The rising tide of Positive Behavior Supports has not lifted all boats, and many students with autism and related disabilities continue to be subjected to the use of restraint, seclusion, and other aversives as part of their education and behavior intervention plans. Successful reforms have taken place in health care settings, in nursing homes, and in programs treating mental illness, but many of our schools have not yet “gotten the word” that these techniques are inherently unsafe and can result in serious injury, psychological trauma, and even death. Evidence clearly shows that restraint and seclusion are not education; they are the failure of education.
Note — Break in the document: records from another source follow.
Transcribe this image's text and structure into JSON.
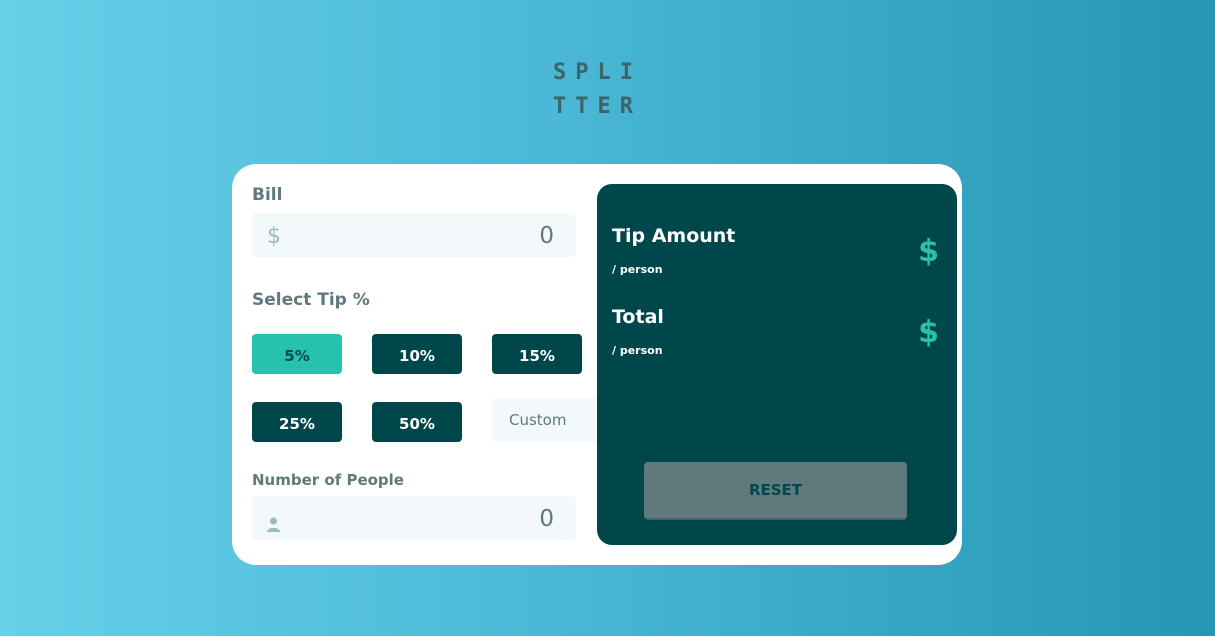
{
  "logo": {
    "line1": "SPLI",
    "line2": "TTER"
  },
  "bill": {
    "label": "Bill",
    "currency_symbol": "$",
    "value": "0"
  },
  "tip": {
    "label": "Select Tip %",
    "options": [
      "5%",
      "10%",
      "15%",
      "25%",
      "50%"
    ],
    "selected": "5%",
    "custom_placeholder": "Custom"
  },
  "people": {
    "label": "Number of People",
    "value": "0",
    "icon": "person-icon"
  },
  "results": {
    "tip_amount_label": "Tip Amount",
    "tip_amount_sub": "/ person",
    "tip_amount_value": "$",
    "total_label": "Total",
    "total_sub": "/ person",
    "total_value": "$",
    "reset_label": "RESET"
  },
  "colors": {
    "dark_cyan": "#00474b",
    "strong_cyan": "#26c2ad",
    "grayish_cyan": "#5e7a7d",
    "light_bg": "#f3f8fb"
  }
}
This webinar will help parents, advocates, and teachers understand how to work together to eliminate these highly dangerous and counterproductive techniques.
Presenter: Pat Amos, M.A., has been an advocate for people with disabilities and their families for over 25 years. She is a founder of Autism Support and Advocacy in Pennsylvania and the Family Alliance to Stop Abuse and Neglect, past president of the Greater Philadelphia Autism Society, a founder and past president of the Autism National Committee, has served as a member of Pennsylvania’s Developmental Disabilities Council, and is a Board member of international TASH. She currently works as an Inclusion Specialist with the Youth Advocate Program’s Autism Institute. Her involvement in the movement to prevent restraint and seclusion is longstanding, and she has worked with the national Alliance for the Prevention of Restraint, Aversive Interventions, and Seclusion (APRAIS) since participating in its founding in 2004.
Register here for the conference.